Report each line of the material below where the word "DONKI" can be found.

* **DATA PROVIDED**
______________________________
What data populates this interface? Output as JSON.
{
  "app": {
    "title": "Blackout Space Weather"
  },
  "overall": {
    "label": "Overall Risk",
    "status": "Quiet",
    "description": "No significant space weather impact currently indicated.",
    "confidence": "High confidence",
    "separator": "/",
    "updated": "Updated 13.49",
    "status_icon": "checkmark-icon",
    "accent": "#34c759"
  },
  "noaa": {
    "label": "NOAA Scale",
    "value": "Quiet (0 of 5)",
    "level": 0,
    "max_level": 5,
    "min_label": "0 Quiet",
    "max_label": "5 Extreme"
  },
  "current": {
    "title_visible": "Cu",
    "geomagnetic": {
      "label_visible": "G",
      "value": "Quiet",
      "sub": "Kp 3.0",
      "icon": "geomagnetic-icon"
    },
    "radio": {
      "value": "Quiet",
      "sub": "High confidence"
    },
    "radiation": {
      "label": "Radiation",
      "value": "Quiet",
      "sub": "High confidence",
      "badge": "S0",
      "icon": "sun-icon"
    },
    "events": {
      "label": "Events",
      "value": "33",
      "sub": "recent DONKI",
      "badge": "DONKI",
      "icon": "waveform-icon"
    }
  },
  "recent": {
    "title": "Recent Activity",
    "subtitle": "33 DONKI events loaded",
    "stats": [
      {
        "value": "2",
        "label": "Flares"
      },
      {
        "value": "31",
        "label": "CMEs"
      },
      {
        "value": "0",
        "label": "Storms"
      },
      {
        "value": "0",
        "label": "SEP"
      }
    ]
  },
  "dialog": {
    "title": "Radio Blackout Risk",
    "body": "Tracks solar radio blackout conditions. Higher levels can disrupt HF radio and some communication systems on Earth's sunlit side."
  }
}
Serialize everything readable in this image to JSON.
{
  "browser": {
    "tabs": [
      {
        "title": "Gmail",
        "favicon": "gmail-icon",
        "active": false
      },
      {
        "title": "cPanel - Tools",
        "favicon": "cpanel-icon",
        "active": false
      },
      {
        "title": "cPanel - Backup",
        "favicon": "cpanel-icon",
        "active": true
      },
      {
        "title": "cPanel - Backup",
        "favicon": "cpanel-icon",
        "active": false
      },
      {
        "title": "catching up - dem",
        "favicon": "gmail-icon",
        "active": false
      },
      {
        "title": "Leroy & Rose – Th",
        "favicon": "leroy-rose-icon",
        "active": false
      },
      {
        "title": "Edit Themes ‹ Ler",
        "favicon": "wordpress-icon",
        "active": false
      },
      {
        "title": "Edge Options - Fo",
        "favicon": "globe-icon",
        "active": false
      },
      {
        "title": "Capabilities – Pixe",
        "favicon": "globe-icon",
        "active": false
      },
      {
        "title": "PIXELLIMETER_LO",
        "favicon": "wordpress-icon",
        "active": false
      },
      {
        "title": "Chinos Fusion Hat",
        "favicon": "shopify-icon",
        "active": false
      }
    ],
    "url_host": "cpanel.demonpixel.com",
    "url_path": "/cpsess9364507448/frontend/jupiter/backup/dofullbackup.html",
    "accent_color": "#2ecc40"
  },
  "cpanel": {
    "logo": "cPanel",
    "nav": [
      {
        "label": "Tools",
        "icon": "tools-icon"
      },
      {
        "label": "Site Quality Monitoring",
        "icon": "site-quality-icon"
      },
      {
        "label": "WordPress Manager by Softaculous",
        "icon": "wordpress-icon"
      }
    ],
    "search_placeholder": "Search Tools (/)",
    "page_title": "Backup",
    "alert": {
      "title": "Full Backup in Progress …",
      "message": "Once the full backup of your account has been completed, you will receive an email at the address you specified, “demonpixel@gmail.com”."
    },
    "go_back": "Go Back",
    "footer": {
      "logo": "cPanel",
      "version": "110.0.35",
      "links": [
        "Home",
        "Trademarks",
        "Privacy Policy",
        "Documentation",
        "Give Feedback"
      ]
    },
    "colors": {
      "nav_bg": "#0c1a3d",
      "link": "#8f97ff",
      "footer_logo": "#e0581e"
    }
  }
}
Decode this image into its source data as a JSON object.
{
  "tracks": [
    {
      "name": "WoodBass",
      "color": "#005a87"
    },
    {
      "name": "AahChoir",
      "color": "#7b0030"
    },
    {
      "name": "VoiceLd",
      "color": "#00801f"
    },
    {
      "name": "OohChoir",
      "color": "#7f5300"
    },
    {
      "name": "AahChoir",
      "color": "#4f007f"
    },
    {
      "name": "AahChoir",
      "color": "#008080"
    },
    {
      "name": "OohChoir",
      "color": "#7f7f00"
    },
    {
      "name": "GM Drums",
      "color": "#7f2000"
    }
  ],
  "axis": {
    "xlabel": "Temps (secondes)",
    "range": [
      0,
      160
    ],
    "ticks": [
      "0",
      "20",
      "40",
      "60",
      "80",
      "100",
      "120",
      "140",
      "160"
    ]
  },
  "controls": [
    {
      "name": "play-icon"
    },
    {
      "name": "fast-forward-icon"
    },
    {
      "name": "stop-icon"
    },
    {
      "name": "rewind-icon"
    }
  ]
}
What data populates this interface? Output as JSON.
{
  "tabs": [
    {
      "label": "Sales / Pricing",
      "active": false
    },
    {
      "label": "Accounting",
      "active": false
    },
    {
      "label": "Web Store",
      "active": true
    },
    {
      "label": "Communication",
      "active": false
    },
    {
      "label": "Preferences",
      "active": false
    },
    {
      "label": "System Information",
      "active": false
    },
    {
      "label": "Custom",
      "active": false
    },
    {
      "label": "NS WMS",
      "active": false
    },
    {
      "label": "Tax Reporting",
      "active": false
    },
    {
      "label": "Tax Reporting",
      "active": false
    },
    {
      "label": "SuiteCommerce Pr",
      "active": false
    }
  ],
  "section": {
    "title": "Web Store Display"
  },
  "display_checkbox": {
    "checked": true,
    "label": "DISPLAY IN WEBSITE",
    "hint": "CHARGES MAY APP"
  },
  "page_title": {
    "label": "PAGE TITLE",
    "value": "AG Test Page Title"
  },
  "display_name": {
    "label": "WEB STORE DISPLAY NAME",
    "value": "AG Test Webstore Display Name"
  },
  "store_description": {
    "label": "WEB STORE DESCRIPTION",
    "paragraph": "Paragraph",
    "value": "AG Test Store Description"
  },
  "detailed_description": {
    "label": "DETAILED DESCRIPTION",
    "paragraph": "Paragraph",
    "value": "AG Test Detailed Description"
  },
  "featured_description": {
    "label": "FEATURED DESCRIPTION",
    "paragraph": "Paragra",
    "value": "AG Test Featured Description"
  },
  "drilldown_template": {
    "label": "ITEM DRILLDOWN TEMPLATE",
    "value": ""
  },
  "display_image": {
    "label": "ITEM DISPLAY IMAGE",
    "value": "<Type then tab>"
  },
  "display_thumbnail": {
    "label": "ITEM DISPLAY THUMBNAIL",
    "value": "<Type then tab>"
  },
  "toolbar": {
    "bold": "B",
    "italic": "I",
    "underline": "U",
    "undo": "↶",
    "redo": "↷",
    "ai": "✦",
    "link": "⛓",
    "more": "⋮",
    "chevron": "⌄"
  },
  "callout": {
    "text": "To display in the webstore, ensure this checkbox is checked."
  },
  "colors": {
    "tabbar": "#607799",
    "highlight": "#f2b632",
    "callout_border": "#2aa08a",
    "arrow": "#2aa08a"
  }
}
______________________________
* **RESPONSE BOX**
      "sub": "recent DONKI",
      "badge": "DONKI",
    "subtitle": "33 DONKI events loaded",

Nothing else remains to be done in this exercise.